“The approach is, let’s leave it to all those institutions until we are clarified what the outcome is going to be, then we can cross that bridge when we reach it…”
And the ANC’s Luthuli House agreed, saying Ramaphosa stepping down was not an option yet.
“When you are indicted, in other words, you are appearing in the court of law, that is the only time a member will step aside. When matters are raised in the public domain… without failure, expeditiously, you must appear before the Integrity Commission. And our President has done so,” ANC National Executive Committee member and Deputy Water and Sanitation Minister David Mahlobo told eNCA after a policy discussion document briefing.
Across party and state, ranks are being closed around Ramaphosa.
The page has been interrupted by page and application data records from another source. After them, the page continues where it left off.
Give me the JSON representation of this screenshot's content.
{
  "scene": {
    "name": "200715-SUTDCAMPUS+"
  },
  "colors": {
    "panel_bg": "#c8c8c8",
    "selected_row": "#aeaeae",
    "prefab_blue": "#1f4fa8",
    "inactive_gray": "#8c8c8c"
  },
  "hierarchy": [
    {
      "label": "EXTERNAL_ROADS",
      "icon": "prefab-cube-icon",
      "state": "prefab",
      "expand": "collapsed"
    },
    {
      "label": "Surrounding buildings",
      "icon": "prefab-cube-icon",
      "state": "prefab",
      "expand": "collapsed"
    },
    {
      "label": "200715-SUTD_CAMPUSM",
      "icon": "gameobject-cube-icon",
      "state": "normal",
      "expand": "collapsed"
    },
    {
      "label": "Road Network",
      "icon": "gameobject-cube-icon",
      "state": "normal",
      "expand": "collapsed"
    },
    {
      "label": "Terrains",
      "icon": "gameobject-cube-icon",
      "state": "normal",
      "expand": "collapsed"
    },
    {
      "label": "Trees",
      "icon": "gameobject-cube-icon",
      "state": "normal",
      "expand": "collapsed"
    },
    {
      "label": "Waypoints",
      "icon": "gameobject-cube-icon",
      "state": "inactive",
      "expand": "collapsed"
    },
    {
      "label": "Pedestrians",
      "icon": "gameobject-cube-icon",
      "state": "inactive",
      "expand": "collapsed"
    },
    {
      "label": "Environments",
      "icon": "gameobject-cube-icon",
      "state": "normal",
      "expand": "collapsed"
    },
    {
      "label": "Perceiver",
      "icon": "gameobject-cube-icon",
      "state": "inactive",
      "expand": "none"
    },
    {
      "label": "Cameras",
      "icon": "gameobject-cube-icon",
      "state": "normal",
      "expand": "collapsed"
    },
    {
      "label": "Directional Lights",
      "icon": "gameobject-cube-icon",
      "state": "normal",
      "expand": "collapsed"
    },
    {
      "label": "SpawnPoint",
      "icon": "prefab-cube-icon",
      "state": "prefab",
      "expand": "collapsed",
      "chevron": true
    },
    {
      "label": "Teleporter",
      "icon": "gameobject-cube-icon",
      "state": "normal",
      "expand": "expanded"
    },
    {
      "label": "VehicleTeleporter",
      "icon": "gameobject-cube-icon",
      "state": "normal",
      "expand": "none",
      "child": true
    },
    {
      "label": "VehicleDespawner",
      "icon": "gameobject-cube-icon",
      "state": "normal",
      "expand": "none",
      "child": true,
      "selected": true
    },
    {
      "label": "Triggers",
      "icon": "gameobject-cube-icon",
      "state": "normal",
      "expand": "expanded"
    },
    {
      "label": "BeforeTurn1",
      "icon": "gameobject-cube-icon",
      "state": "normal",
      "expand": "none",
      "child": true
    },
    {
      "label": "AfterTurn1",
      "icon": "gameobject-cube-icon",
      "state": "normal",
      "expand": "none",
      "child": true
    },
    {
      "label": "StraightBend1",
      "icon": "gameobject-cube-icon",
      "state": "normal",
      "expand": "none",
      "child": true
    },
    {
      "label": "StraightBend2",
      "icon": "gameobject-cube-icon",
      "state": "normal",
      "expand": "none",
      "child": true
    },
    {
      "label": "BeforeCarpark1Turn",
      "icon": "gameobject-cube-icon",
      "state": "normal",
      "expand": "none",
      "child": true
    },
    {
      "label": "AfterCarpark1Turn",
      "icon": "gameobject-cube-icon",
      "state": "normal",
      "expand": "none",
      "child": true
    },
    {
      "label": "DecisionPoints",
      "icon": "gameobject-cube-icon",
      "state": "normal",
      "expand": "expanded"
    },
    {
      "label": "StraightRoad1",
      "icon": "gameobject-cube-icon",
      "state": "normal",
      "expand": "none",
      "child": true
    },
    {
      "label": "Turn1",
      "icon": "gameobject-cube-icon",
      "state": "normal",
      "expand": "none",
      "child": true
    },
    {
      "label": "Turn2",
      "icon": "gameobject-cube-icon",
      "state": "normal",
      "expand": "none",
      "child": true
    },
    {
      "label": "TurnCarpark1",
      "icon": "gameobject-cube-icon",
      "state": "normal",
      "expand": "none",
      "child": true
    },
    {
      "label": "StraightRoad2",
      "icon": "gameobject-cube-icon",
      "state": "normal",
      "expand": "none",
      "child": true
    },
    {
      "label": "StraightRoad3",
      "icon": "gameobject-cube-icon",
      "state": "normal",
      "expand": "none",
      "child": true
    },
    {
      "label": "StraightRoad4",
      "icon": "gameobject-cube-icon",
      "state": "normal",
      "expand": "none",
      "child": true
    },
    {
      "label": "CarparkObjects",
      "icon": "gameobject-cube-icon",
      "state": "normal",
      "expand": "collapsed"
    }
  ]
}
This should not be a surprise. Ramaphosa is a vote-catcher – various public opinion polls put his popularity well above that of the ANC. The 2024 elections are loading.
On Thursday, Ramaphosa, in a rare moment, was blunt about centralising powers in his office since his term began in February 2018.
“What we have sought to do over the past four years is to locate the Presidency at the centre of an integrated government. From this centre, we have been leading the drive to reconstruct the nation’s economy in a manner that is inclusive and that leaves no one behind.”
But Ramaphosa also said that various reform initiatives his Presidency was pursuing, including in investment, infrastructure, employment, climate change, jobs and red tape reduction, were supportive and collaborative.
“Ultimately, it is departments and not the Presidency that implement policy,” said the President.
That’s a fudging which, like the blurring of the lines between Ramaphosa the President and Ramaphosa the farmer, as he self-describes, is set to come back to haunt him.
Perhaps to deflect the controversy, the Presidency announced that Ramaphosa had suspended with immediate effect Public Protector Busisiwe Mkhwebane amid the parliamentary impeachment inquiry.
On Friday, Ramaphosa will have the final say, in his reply to the Presidency Budget Vote. DM
Daily Maverick © All rights reserved